“It is healthy because we at times have wanted to separate, by generation, our worship congregation,” Hibbs said. “I think the rate at which we see our youth dropping out of church once they leave high school relates to the fact that they don’t have contact with enough mature Christian adults to better establish roots in the Christian faith. Most of our churches today see the need for an intentional intergenerational worship service at least once a month. It’s a very healthy, scriptural picture of worship.”
First Baptist Church, Tallassee is working to incorporate an intergenerational worship experience in their services.
“A graded choir program is a good place to start,” said the church’s minister of music and worship, Michael Scarborough. He said he looks for arrangements that call for children’s and adult choirs to sing together and he often features youth soloists in worship services.
“It’s a good thing for the congregation and for the ones singing,” he said.
As worship trends change, so does the need for leaders as many churches shift from volunteers or full-time music ministers to bivocational worship leaders.
Hibbs has seen a growing need for individuals to realize the call to bivocational music ministry and hopes to build a list of individuals called to worship leadership. The current list is very short.
Churches can help to meet the need by working to identify and equip children for a sense of calling. One vehicle for equipping young musicians is the Mix Music Camp, held every summer in July at Shocco Springs Conference Center.
The camp offers recreation and a heavy focus on worship, allowing kids to lead worship in an environment where they can be encouraged and instructed. Sessions incorporate discipleship with Scripture memorization and devotions, applying Scripture to the music students sing.
The Children’s Choir Summit, also held each July, provides training for children’s choir leaders. Karen Gosselin, an associate and music specialist in the office of worship leadership and church music, leads this training with sessions adaptable to the needs of churches and associations.
Hibbs’ office also provides training events like the annual One Day for Worship Leaders, a conference for worship leaders and pastors to attend as a team. This year’s conference is scheduled for Thursday, August 29, from 9 a.m. to 2:30 p.m. at Hunter Street Baptist Church, Birmingham (2600 John Hawkins Parkway, Hoover, Alabama) and will feature author and director of LifeWay Worship Mike Harland sharing thoughts from his book “Worship Essentials.”
Harland will lead the morning session, and in the afternoon a panel of five pastor and worship leader teams from churches around the state will discuss how they approach worship in their churches.
The list of panelists includes Derek Gentle and Michael Scarborough, First Baptist Church, Tallassee; John Brock and B.J. Price, Highland Baptist Church, Florence; David Eldridge and John Woods, Dawson Memorial Baptist Church, Birmingham; Rusty Sowell and Thomas Smith, Providence Baptist Church, Opelika; and Buddy Champion and Joe Estes, First Baptist Church, Trussville.
“This year’s timely focus on worship essentials as outlined in Harland’s book and then the opportunity to dialogue with these worship leadership teams affords a wonderful opportunity for worship leaders and pastors to take one day and receive inspiration, continued training and networking.”

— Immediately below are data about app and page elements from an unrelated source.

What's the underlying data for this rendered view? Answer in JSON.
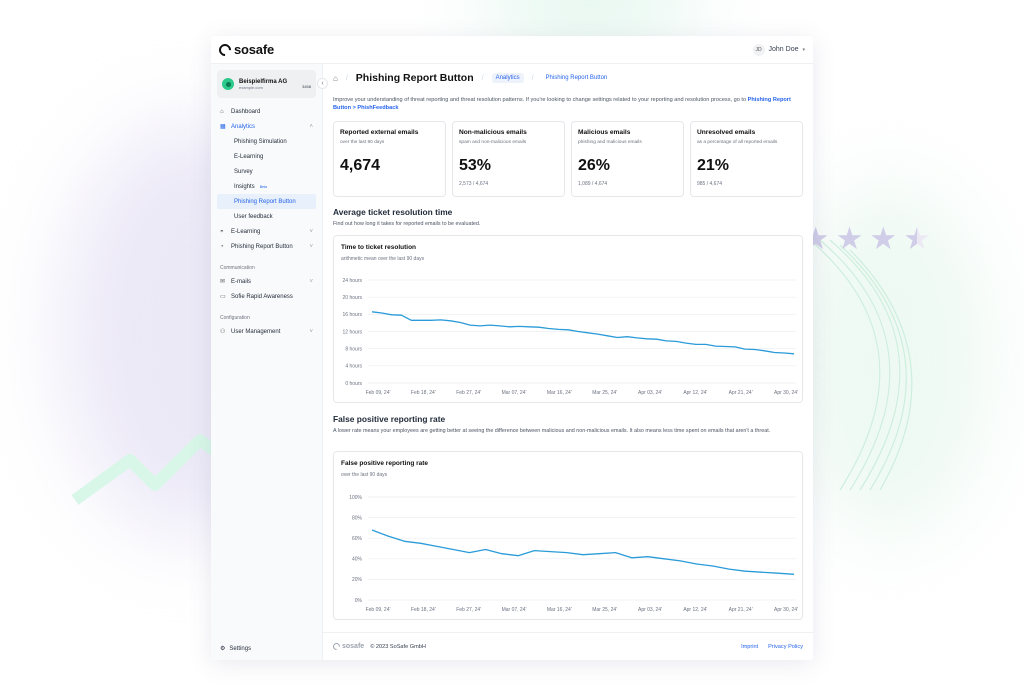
{
  "app": {
    "logo_text": "sosafe",
    "user_initials": "JD",
    "user_name": "John Doe"
  },
  "org": {
    "name": "Beispielfirma AG",
    "domain": "example.com",
    "count": "3458"
  },
  "sidebar": {
    "items": [
      {
        "label": "Dashboard",
        "icon": "home-icon"
      },
      {
        "label": "Analytics",
        "icon": "chart-icon"
      },
      {
        "label": "Phishing Simulation"
      },
      {
        "label": "E-Learning"
      },
      {
        "label": "Survey"
      },
      {
        "label": "Insights",
        "badge": "Beta"
      },
      {
        "label": "Phishing Report Button"
      },
      {
        "label": "User feedback"
      },
      {
        "label": "E-Learning",
        "icon": "graduation-icon"
      },
      {
        "label": "Phishing Report Button",
        "icon": "report-icon"
      }
    ],
    "communication_label": "Communication",
    "communication": [
      {
        "label": "E-mails",
        "icon": "mail-icon"
      },
      {
        "label": "Sofie Rapid Awareness",
        "icon": "chat-icon"
      }
    ],
    "configuration_label": "Configuration",
    "configuration": [
      {
        "label": "User Management",
        "icon": "users-icon"
      }
    ],
    "settings_label": "Settings"
  },
  "page": {
    "title": "Phishing Report Button",
    "breadcrumb": [
      "Analytics",
      "Phishing Report Button"
    ],
    "intro": "Improve your understanding of threat reporting and threat resolution patterns. If you're looking to change settings related to your reporting and resolution process, go to",
    "intro_link": "Phishing Report Button > PhishFeedback"
  },
  "cards": [
    {
      "title": "Reported external emails",
      "subtitle": "over the last 90 days",
      "value": "4,674",
      "footer": ""
    },
    {
      "title": "Non-malicious emails",
      "subtitle": "spam and non-malicious emails",
      "value": "53%",
      "footer": "2,573 / 4,674"
    },
    {
      "title": "Malicious emails",
      "subtitle": "phishing and malicious emails",
      "value": "26%",
      "footer": "1,089 / 4,674"
    },
    {
      "title": "Unresolved emails",
      "subtitle": "as a percentage of all reported emails",
      "value": "21%",
      "footer": "985 / 4,674"
    }
  ],
  "section1": {
    "title": "Average ticket resolution time",
    "desc": "Find out how long it takes for reported emails to be evaluated."
  },
  "section2": {
    "title": "False positive reporting rate",
    "desc": "A lower rate means your employees are getting better at seeing the difference between malicious and non-malicious emails. It also means less time spent on emails that aren't a threat."
  },
  "chart_data": [
    {
      "type": "line",
      "title": "Time to ticket resolution",
      "subtitle": "arithmetic mean over the last 90 days",
      "color": "#2a9bd8",
      "yticks": [
        "0 hours",
        "4 hours",
        "8 hours",
        "12 hours",
        "16 hours",
        "20 hours",
        "24 hours"
      ],
      "ylim": [
        0,
        24
      ],
      "xticks": [
        "Feb 09, 24'",
        "Feb 18, 24'",
        "Feb 27, 24'",
        "Mar 07, 24'",
        "Mar 16, 24'",
        "Mar 25, 24'",
        "Apr 03, 24'",
        "Apr 12, 24'",
        "Apr 21, 24'",
        "Apr 30, 24'"
      ],
      "values": [
        16.6,
        16.3,
        15.9,
        15.8,
        14.6,
        14.6,
        14.6,
        14.7,
        14.5,
        14.1,
        13.5,
        13.3,
        13.5,
        13.3,
        13.1,
        13.2,
        13.1,
        13.0,
        12.7,
        12.5,
        12.4,
        12.0,
        11.7,
        11.4,
        11.0,
        10.6,
        10.8,
        10.5,
        10.3,
        10.2,
        9.8,
        9.7,
        9.3,
        9.0,
        9.0,
        8.6,
        8.5,
        8.4,
        7.9,
        7.8,
        7.5,
        7.1,
        7.0,
        6.8
      ]
    },
    {
      "type": "line",
      "title": "False positive reporting rate",
      "subtitle": "over the last 90 days",
      "color": "#2a9bd8",
      "yticks": [
        "0%",
        "20%",
        "40%",
        "60%",
        "80%",
        "100%"
      ],
      "ylim": [
        0,
        100
      ],
      "xticks": [
        "Feb 09, 24'",
        "Feb 18, 24'",
        "Feb 27, 24'",
        "Mar 07, 24'",
        "Mar 16, 24'",
        "Mar 25, 24'",
        "Apr 03, 24'",
        "Apr 12, 24'",
        "Apr 21, 24'",
        "Apr 30, 24'"
      ],
      "values": [
        68,
        62,
        57,
        55,
        52,
        49,
        46,
        49,
        45,
        43,
        48,
        47,
        46,
        44,
        45,
        46,
        41,
        42,
        40,
        38,
        35,
        33,
        30,
        28,
        27,
        26,
        25
      ]
    }
  ],
  "footer": {
    "copyright": "© 2023 SoSafe GmbH",
    "imprint": "Imprint",
    "privacy": "Privacy Policy"
  }
}
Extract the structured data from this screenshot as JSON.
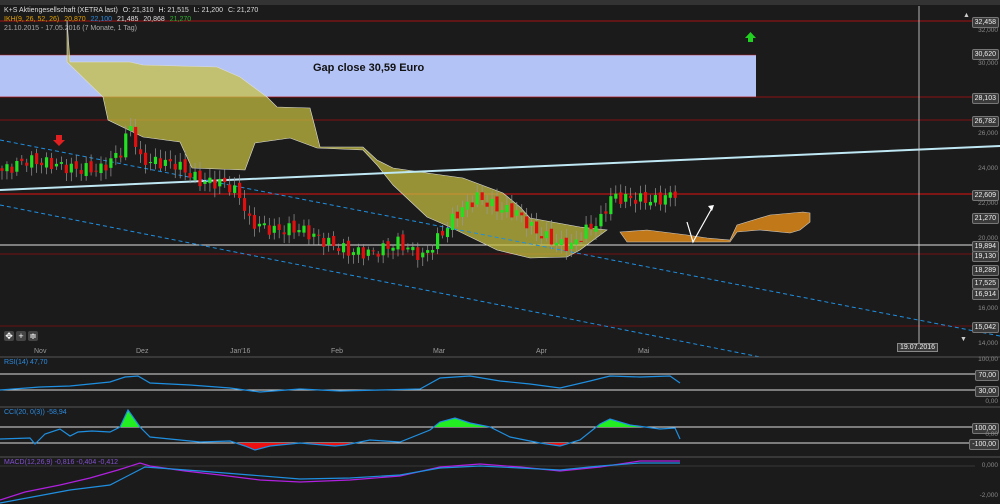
{
  "header": {
    "instrument": "K+S Aktiengesellschaft (XETRA last)",
    "open": "O: 21,310",
    "high": "H: 21,515",
    "low": "L: 21,200",
    "close": "C: 21,270",
    "ikh_label": "IKH(9, 26, 52, 26)",
    "ikh_v1": "20,870",
    "ikh_v2": "22,100",
    "ikh_v3": "21,485",
    "ikh_v4": "20,868",
    "ikh_v5": "21,270",
    "range": "21.10.2015 - 17.05.2016 (7 Monate, 1 Tag)"
  },
  "annotation": {
    "gap_text": "Gap close 30,59 Euro"
  },
  "price_axis": [
    "32,000",
    "30,000",
    "26,000",
    "24,000",
    "22,000",
    "20,000",
    "16,000",
    "14,000"
  ],
  "price_tags": [
    "32,458",
    "30,620",
    "28,103",
    "26,782",
    "22,609",
    "21,270",
    "19,894",
    "19,130",
    "18,289",
    "17,525",
    "16,914",
    "15,042"
  ],
  "months": [
    "Nov",
    "Dez",
    "Jan'16",
    "Feb",
    "Mar",
    "Apr",
    "Mai"
  ],
  "crosshair_date": "19.07.2016",
  "rsi": {
    "label": "RSI(14) 47,70",
    "axis": [
      "100,00",
      "0,00"
    ],
    "tags": [
      "70,00",
      "30,00"
    ]
  },
  "cci": {
    "label": "CCI(20, 0(3)) -58,94",
    "axis": [
      "0,00"
    ],
    "tags": [
      "100,00",
      "-100,00"
    ]
  },
  "macd": {
    "label": "MACD(12,26,9) -0,816 -0,404 -0,412",
    "axis": [
      "0,000",
      "-2,000"
    ]
  },
  "colors": {
    "up": "#22e022",
    "down": "#e01010",
    "cloud": "#c8c040",
    "future_cloud": "#c07818",
    "gap": "#b4c3f5"
  },
  "price_path": [
    [
      0,
      23.9
    ],
    [
      5,
      24.5
    ],
    [
      10,
      24.3
    ],
    [
      15,
      24.0
    ],
    [
      20,
      24.0
    ],
    [
      24,
      25.0
    ],
    [
      26,
      26.5
    ],
    [
      28,
      24.5
    ],
    [
      35,
      24.3
    ],
    [
      40,
      23.3
    ],
    [
      45,
      23.2
    ],
    [
      48,
      22.5
    ],
    [
      50,
      21.0
    ],
    [
      55,
      20.5
    ],
    [
      60,
      20.6
    ],
    [
      65,
      19.9
    ],
    [
      70,
      19.3
    ],
    [
      75,
      19.2
    ],
    [
      80,
      19.8
    ],
    [
      85,
      19.0
    ],
    [
      88,
      20.0
    ],
    [
      92,
      21.5
    ],
    [
      96,
      22.4
    ],
    [
      100,
      21.8
    ],
    [
      104,
      21.5
    ],
    [
      108,
      20.4
    ],
    [
      112,
      19.8
    ],
    [
      115,
      19.6
    ],
    [
      118,
      20.5
    ],
    [
      121,
      21.1
    ],
    [
      123,
      22.4
    ],
    [
      128,
      22.3
    ],
    [
      132,
      22.2
    ],
    [
      135,
      22.5
    ],
    [
      136,
      22.7
    ]
  ]
}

Hibbs and his team also provide other adaptable training events for associations and churches where groups can learn tips for leading worship, using technology, leading a choir and a variety of other topics.
Worship Music Emphasis Week will be observed August 18–24, providing churches and associations the opportunity to highlight worship music and worship leaders.
For information about training opportunities or Music Emphasis Week, contact Hibbs at 334-613-2217 or firstname.lastname@example.org.
For more information about the One Day for Worship Leaders conference or to register, click here. Registration fee includes lunch and a copy of the book, “Worship Essentials.”